Excerpts from a dataset:
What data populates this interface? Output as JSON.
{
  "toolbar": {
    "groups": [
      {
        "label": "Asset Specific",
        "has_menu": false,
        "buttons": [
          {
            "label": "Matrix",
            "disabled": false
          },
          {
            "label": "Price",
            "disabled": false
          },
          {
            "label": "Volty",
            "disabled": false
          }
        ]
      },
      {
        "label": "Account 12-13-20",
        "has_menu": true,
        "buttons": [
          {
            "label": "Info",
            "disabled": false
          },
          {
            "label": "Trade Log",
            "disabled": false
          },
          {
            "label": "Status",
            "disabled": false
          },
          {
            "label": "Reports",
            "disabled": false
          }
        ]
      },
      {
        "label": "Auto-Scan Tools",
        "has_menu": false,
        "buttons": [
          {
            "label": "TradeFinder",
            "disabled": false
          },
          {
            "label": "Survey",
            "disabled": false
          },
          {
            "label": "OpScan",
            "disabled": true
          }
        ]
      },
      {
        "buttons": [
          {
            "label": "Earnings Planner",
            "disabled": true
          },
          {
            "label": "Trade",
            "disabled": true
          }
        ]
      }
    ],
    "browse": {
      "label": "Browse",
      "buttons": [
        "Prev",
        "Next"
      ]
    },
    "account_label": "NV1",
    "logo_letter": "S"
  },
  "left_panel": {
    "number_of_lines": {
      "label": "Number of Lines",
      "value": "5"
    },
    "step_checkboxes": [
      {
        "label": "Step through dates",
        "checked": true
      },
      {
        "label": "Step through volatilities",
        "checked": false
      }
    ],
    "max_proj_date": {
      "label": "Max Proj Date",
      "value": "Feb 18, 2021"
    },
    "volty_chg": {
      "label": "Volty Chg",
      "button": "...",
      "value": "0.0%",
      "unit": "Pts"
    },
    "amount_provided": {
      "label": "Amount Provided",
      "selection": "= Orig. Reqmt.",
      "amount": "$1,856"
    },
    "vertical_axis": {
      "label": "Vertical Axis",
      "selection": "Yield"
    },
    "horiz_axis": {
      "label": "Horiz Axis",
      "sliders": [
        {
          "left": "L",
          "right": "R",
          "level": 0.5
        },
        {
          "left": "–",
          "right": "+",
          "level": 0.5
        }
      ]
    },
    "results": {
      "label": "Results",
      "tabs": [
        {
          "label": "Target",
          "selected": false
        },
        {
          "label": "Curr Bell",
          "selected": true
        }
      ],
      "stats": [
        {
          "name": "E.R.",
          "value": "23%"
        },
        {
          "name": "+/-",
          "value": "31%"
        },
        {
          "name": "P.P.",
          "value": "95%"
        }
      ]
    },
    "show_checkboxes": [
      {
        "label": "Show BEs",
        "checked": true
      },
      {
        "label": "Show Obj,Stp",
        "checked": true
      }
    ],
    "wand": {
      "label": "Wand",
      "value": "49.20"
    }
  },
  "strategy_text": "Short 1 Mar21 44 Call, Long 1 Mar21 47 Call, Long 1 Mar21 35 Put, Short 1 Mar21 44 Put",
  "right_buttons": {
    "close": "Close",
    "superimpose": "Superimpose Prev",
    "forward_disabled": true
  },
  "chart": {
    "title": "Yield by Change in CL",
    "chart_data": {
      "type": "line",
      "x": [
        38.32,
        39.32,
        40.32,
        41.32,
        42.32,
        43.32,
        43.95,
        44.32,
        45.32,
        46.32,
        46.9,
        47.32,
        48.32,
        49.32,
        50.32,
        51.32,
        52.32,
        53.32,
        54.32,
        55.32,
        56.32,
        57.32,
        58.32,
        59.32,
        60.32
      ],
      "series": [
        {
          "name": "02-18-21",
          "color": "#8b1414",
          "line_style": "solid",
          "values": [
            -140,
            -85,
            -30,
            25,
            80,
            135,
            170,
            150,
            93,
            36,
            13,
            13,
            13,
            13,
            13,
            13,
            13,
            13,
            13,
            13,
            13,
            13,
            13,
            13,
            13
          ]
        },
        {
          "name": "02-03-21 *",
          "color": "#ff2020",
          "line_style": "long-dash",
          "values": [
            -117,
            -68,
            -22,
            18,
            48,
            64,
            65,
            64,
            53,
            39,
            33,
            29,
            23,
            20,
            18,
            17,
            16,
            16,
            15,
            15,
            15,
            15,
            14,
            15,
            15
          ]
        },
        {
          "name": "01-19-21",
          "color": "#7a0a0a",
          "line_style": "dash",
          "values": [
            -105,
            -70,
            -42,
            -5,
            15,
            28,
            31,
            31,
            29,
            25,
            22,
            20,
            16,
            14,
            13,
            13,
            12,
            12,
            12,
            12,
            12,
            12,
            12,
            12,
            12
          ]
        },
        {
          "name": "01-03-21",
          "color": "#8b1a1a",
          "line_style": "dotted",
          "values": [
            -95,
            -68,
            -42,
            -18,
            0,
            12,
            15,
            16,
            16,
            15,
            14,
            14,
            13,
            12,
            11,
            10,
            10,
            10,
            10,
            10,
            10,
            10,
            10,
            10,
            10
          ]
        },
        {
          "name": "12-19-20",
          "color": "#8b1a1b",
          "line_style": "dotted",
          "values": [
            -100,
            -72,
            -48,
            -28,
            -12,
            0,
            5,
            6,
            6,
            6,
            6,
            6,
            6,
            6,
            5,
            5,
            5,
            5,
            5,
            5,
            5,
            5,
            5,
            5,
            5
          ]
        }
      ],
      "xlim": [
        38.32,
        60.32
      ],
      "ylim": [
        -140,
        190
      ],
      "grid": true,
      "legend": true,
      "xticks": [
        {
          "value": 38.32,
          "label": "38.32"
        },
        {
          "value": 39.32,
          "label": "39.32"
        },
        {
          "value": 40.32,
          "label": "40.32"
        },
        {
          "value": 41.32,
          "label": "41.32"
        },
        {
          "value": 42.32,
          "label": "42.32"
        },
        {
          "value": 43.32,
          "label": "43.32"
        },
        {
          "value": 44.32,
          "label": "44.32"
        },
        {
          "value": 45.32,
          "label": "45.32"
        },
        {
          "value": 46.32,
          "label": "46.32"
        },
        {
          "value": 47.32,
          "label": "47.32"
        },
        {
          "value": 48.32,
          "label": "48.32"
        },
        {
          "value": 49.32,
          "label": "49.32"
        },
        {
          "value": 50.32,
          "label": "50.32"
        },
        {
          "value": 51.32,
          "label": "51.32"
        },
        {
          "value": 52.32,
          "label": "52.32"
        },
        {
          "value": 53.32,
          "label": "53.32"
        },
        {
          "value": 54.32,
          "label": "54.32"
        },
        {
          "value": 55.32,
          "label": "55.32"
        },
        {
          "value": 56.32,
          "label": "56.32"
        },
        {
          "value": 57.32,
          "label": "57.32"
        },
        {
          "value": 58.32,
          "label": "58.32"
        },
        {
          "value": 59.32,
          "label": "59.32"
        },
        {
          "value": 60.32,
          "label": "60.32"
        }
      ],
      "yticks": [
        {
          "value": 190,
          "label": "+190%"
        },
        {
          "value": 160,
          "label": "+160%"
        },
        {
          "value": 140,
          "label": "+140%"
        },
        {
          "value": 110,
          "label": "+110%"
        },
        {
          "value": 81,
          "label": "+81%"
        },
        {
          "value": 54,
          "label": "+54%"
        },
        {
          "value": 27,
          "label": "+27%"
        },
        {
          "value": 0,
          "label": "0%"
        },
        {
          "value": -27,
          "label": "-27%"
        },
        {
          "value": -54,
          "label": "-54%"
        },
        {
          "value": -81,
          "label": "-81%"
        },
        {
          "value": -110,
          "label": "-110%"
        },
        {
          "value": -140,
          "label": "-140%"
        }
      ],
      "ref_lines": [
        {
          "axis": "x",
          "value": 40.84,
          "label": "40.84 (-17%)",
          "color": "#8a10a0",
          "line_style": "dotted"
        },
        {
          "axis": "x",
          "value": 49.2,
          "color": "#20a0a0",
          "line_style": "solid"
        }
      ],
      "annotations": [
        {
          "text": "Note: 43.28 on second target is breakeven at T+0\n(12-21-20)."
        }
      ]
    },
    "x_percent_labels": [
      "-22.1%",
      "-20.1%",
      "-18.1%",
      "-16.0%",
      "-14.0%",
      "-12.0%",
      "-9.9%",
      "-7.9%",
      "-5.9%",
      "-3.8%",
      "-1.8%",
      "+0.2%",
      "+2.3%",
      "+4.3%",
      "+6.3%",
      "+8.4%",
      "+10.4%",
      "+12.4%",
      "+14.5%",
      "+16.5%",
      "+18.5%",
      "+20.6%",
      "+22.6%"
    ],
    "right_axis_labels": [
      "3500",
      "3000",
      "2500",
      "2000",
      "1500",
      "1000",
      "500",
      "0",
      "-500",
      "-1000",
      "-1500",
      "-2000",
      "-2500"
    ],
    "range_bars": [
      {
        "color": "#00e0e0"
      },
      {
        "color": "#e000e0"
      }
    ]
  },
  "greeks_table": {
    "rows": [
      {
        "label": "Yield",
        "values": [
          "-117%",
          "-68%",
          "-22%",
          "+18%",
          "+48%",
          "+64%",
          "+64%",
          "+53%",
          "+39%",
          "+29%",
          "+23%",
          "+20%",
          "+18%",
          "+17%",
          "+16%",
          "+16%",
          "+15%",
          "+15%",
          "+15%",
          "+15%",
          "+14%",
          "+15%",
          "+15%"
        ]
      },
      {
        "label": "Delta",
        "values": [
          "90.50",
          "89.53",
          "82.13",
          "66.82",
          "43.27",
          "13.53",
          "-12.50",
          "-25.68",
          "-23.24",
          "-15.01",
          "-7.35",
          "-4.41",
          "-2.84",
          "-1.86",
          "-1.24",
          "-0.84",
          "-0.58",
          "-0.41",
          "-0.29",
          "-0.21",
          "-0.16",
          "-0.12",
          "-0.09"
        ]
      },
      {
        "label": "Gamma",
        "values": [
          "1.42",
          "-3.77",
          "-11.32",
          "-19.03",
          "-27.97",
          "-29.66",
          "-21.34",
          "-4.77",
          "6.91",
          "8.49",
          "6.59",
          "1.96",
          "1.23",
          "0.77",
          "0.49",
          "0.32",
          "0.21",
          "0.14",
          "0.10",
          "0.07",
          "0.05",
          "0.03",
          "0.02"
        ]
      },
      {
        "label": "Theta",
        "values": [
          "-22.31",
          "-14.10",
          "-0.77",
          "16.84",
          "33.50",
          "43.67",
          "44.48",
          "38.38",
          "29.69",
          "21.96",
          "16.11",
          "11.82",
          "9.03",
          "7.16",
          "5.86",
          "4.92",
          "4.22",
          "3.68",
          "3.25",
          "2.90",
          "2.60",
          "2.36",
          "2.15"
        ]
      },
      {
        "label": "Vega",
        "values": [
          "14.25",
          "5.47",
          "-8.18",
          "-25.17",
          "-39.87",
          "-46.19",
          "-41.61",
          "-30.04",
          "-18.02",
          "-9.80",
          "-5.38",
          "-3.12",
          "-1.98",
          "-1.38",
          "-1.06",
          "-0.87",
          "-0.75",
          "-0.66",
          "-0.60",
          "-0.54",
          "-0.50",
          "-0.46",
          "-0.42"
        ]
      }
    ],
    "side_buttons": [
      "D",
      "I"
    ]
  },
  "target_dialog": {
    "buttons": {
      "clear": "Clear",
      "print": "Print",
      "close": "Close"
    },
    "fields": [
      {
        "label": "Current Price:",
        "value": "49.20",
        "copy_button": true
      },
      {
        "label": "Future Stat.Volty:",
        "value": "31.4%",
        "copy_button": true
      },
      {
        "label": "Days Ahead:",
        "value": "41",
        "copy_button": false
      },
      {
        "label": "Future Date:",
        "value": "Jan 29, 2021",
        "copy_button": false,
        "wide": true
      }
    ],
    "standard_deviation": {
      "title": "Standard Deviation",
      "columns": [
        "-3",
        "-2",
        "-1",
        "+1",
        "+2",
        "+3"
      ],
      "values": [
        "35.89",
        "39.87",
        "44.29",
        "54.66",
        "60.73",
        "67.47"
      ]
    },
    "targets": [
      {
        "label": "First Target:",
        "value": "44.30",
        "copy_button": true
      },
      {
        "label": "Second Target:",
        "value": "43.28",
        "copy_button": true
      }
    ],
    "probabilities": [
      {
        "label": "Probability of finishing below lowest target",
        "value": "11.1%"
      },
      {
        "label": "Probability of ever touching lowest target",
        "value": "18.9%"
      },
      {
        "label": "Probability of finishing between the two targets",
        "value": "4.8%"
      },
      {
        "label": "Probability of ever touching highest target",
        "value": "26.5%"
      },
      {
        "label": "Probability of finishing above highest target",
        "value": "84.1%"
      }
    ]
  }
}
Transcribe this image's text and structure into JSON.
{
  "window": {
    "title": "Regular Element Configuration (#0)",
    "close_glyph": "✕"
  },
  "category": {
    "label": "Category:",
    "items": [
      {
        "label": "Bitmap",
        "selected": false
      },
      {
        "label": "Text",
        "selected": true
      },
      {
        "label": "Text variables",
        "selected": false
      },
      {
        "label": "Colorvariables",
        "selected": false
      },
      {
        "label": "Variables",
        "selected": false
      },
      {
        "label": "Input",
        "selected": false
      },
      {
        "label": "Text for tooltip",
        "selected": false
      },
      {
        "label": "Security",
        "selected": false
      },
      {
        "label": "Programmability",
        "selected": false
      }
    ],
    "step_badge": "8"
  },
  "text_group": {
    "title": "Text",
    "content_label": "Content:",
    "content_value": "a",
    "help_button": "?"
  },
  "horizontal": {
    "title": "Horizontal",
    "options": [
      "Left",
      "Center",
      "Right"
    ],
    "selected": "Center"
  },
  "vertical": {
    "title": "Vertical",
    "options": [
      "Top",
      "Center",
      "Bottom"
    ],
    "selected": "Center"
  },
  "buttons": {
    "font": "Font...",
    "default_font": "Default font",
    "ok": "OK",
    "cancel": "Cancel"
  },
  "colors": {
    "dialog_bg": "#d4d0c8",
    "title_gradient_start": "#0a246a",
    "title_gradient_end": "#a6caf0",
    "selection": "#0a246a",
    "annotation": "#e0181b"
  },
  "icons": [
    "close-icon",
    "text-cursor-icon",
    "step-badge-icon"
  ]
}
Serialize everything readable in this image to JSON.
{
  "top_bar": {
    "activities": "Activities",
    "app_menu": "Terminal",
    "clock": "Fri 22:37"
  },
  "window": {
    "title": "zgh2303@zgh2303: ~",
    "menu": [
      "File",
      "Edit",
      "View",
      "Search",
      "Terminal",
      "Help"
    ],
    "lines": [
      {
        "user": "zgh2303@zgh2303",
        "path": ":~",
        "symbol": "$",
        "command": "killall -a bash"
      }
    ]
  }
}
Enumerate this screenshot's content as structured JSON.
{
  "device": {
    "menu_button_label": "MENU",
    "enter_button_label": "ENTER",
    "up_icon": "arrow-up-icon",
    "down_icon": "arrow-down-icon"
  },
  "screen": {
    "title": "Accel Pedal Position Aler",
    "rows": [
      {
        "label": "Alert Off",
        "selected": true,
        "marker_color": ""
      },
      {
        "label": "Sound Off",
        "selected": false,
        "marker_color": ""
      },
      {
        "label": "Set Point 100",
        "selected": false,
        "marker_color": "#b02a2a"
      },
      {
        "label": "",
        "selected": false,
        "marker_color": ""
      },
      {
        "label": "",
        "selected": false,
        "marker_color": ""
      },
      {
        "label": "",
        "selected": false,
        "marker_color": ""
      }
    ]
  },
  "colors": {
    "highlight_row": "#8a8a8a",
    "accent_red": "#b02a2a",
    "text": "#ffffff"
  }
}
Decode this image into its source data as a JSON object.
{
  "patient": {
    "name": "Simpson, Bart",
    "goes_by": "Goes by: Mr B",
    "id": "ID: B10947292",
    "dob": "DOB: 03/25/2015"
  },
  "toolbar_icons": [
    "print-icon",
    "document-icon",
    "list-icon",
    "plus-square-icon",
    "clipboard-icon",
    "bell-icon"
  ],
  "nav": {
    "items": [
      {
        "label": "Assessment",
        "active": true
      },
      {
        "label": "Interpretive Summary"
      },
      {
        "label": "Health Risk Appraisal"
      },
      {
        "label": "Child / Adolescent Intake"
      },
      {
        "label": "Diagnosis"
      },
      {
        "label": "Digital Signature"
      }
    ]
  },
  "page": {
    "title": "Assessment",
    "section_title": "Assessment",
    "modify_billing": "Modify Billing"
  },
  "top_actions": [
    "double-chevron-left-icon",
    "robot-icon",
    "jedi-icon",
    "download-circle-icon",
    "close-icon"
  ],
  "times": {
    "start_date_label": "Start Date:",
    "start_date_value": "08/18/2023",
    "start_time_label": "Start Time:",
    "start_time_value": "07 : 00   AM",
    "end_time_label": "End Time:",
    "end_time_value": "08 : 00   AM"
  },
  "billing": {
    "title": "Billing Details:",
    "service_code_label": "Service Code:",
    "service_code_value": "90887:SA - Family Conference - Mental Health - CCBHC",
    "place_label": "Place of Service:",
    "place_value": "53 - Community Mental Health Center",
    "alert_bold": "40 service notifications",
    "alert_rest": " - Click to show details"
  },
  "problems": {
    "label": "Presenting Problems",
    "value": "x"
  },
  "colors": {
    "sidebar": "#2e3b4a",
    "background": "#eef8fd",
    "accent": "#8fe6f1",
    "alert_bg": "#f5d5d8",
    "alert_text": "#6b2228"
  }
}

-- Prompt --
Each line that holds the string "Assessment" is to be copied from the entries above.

-- Solution to this task --
        "label": "Assessment",
    "title": "Assessment",
    "section_title": "Assessment",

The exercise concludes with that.